Thanksgiving is more than just remembering though; it is also a form of worship. Verses 28 – 31 command all peoples, families, and nations to ascribe the praise and glory and honour due to the Lord. The word “ascribe” means “to attribute to”. We are all called to attribute something from ourselves to the Lord. Those who are truly thankful give to the Lord. We give to the Lord through offerings and tithes at church, or through giving to the homeless and needy. Jesus said “as you did it to one the least of these my brothers, you did it to me (Matthew 25:40).” To be in a spirit of thanksgiving is then to be in a spirit of giving.
Those who are truly thankful give to the Lord.
Thanksgiving is a lifestyle of remembering where your faith comes from and a lifestyle of giving.
Thanksgiving is more than a holiday, it is a lifestyle. Thanksgiving is a lifestyle of remembering where your faith comes from and a lifestyle of giving.

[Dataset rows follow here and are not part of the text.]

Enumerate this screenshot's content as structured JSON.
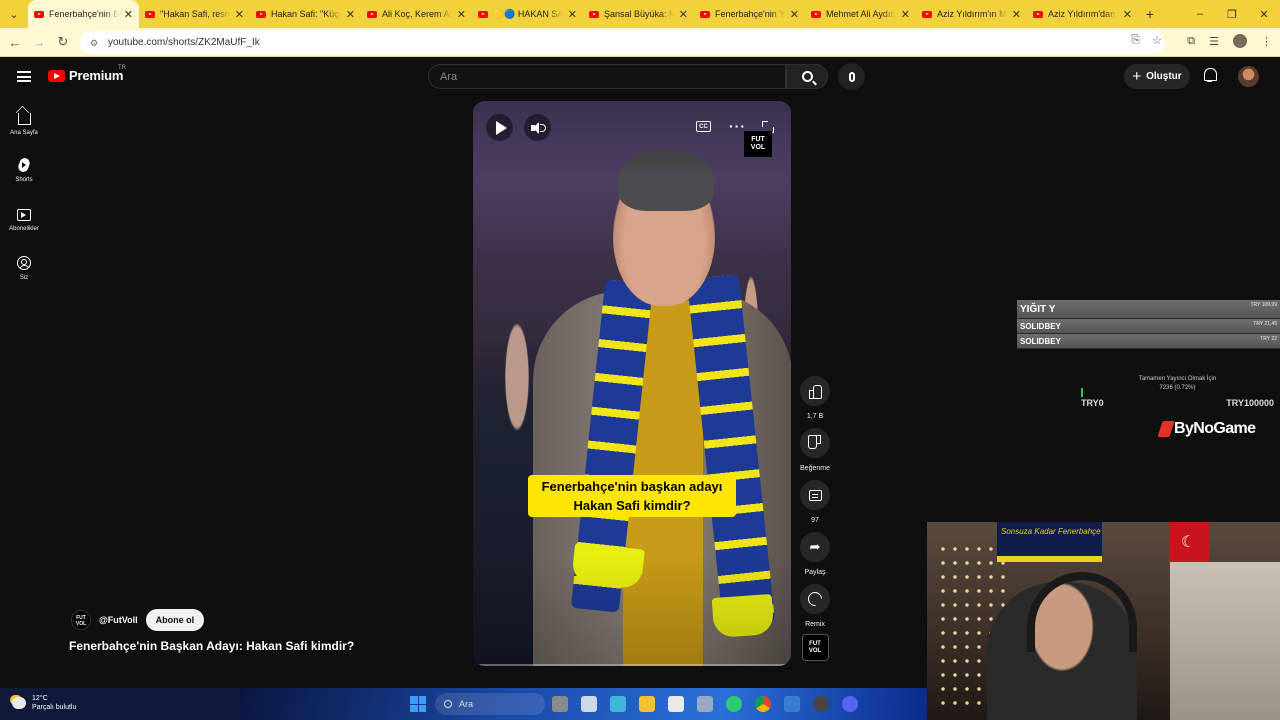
{
  "browser": {
    "tabs": [
      {
        "title": "Fenerbahçe'nin Ba",
        "active": true
      },
      {
        "title": "\"Hakan Safi, resmi",
        "active": false
      },
      {
        "title": "Hakan Safi: \"Küçü",
        "active": false
      },
      {
        "title": "Ali Koç, Kerem Ak",
        "active": false
      },
      {
        "title": "🟡🔵 HAKAN SA",
        "active": false
      },
      {
        "title": "Şansal Büyüka: M",
        "active": false
      },
      {
        "title": "Fenerbahçe'nin Ye",
        "active": false
      },
      {
        "title": "Mehmet Ali Aydın",
        "active": false
      },
      {
        "title": "Aziz Yıldırım'ın M",
        "active": false
      },
      {
        "title": "Aziz Yıldırım'dan",
        "active": false
      }
    ],
    "new_tab": "+",
    "url": "youtube.com/shorts/ZK2MaUfF_Ik",
    "window_controls": {
      "minimize": "–",
      "maximize": "❐",
      "close": "✕"
    }
  },
  "youtube": {
    "logo_text": "Premium",
    "region": "TR",
    "search_placeholder": "Ara",
    "create_label": "Oluştur",
    "sidebar": [
      {
        "label": "Ana Sayfa",
        "icon": "home-icon"
      },
      {
        "label": "Shorts",
        "icon": "shorts-icon"
      },
      {
        "label": "Abonelikler",
        "icon": "subscriptions-icon"
      },
      {
        "label": "Siz",
        "icon": "you-icon"
      }
    ],
    "video": {
      "caption_line1": "Fenerbahçe'nin başkan adayı",
      "caption_line2": "Hakan Safi kimdir?",
      "watermark_line1": "FUT",
      "watermark_line2": "VOL",
      "cc_label": "CC",
      "progress_fraction": 0.01
    },
    "actions": {
      "like_count": "1,7 B",
      "dislike_label": "Beğenme",
      "comment_count": "97",
      "share_label": "Paylaş",
      "remix_label": "Remix"
    },
    "channel": {
      "handle": "@FutVoll",
      "subscribe_label": "Abone ol"
    },
    "title": "Fenerbahçe'nin Başkan Adayı: Hakan Safi kimdir?"
  },
  "stream_overlay": {
    "donations": [
      {
        "name": "YIĞIT Y",
        "amount": "TRY 109,99"
      },
      {
        "name": "SOLIDBEY",
        "amount": "TRY 21,45"
      },
      {
        "name": "SOLIDBEY",
        "amount": "TRY 22"
      }
    ],
    "goal_title": "Tamamen Yayıncı Olmak İçin",
    "goal_progress": "7236 (0.72%)",
    "goal_fraction": 0.0072,
    "goal_min": "TRY0",
    "goal_max": "TRY100000",
    "sponsor": "ByNoGame",
    "webcam_banner": "Sonsuza Kadar Fenerbahçe"
  },
  "taskbar": {
    "temperature": "12°C",
    "weather": "Parçalı bulutlu",
    "search_placeholder": "Ara"
  }
}
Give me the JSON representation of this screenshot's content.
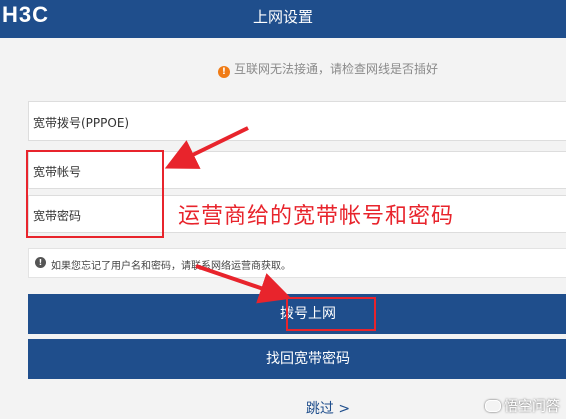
{
  "header": {
    "logo": "H3C",
    "title": "上网设置"
  },
  "notice": {
    "text": "互联网无法接通，请检查网线是否插好",
    "icon": "warning-icon"
  },
  "form": {
    "mode_label": "宽带拨号(PPPOE)",
    "account_label": "宽带帐号",
    "password_label": "宽带密码"
  },
  "annotation": {
    "text": "运营商给的宽带帐号和密码"
  },
  "hint": {
    "text": "如果您忘记了用户名和密码，请联系网络运营商获取。",
    "icon": "info-icon"
  },
  "buttons": {
    "dial_label": "拨号上网",
    "recover_label": "找回宽带密码",
    "skip_label": "跳过 >"
  },
  "watermark": {
    "text": "悟空问答"
  },
  "colors": {
    "header_bg": "#1f4e8c",
    "button_bg": "#1f4e8c",
    "annotation_red": "#e8242c",
    "warning_orange": "#f07b15"
  }
}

By keeping this in mind we can all discipline ourselves to give to others and to remember where we all came from. So let’s all start now by having a time to say (comment below) what you are thankful for and then go out and feed someone who can’t feed themselves this holiday season! If we do this, then we will all come away in a spirit of thanksgiving and obtain a larger and stronger portion of faith.
The point is: Thanksgiving is a lifestyle of remembrance and of giving to the Lord and that lifestyle cultivates a strong faith.
Please comment below what you are thankful for, then share this post via Facebook, Twitter, Tumblr, Instagram, or whatever!!!!
Reading / Reference List:
 Lewis, C. S. The Four Loves. New York: Harcourt, Brace, 1960. Print.
 Barton, John. The Oxford Bible Commentary. Oxford: Oxford UP, 2001. Print.
 Longman, Tremper. The Expositor’s Bible Commentary. Rev. ed. Vol. 4. Grand Rapids, Mich.: Zondervan, 2006. Print.
 “Dr. Constable’s Expository (Bible Study) Notes.” Dr. Constable’s Bible Study Notes and Commentary. Web. 26 Nov. 2015.